WHAT THE EXERCISE ASKS = What is needed is a verbatim copy of the data, minus the pictures.

=== SUPPLIED INFORMATION ===

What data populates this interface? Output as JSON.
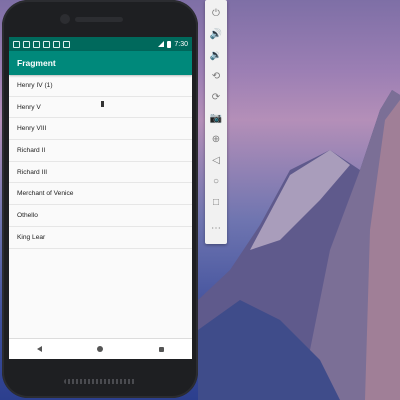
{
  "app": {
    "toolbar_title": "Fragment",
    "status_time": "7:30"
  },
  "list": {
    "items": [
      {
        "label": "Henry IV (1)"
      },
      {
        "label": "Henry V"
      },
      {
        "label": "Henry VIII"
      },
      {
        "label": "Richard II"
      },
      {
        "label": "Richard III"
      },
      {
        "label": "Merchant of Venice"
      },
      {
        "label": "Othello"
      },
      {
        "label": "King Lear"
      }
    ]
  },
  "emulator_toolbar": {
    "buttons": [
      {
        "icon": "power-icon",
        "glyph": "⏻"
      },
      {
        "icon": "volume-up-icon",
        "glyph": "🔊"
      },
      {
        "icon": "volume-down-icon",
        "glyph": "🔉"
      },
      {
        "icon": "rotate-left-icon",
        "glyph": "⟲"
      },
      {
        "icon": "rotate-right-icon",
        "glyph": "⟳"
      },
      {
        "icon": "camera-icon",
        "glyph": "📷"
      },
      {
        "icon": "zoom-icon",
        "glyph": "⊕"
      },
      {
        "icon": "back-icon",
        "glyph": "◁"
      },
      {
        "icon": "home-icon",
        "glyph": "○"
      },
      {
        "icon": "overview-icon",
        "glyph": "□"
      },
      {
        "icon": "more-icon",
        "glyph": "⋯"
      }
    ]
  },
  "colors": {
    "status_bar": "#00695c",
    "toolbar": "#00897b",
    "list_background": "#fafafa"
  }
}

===

SOLVED EXERCISE =
What data populates this interface? Output as JSON.
{
  "app": {
    "toolbar_title": "Fragment",
    "status_time": "7:30"
  },
  "list": {
    "items": [
      {
        "label": "Henry IV (1)"
      },
      {
        "label": "Henry V"
      },
      {
        "label": "Henry VIII"
      },
      {
        "label": "Richard II"
      },
      {
        "label": "Richard III"
      },
      {
        "label": "Merchant of Venice"
      },
      {
        "label": "Othello"
      },
      {
        "label": "King Lear"
      }
    ]
  },
  "emulator_toolbar": {
    "buttons": [
      {
        "icon": "power-icon",
        "glyph": "⏻"
      },
      {
        "icon": "volume-up-icon",
        "glyph": "🔊"
      },
      {
        "icon": "volume-down-icon",
        "glyph": "🔉"
      },
      {
        "icon": "rotate-left-icon",
        "glyph": "⟲"
      },
      {
        "icon": "rotate-right-icon",
        "glyph": "⟳"
      },
      {
        "icon": "camera-icon",
        "glyph": "📷"
      },
      {
        "icon": "zoom-icon",
        "glyph": "⊕"
      },
      {
        "icon": "back-icon",
        "glyph": "◁"
      },
      {
        "icon": "home-icon",
        "glyph": "○"
      },
      {
        "icon": "overview-icon",
        "glyph": "□"
      },
      {
        "icon": "more-icon",
        "glyph": "⋯"
      }
    ]
  },
  "colors": {
    "status_bar": "#00695c",
    "toolbar": "#00897b",
    "list_background": "#fafafa"
  }
}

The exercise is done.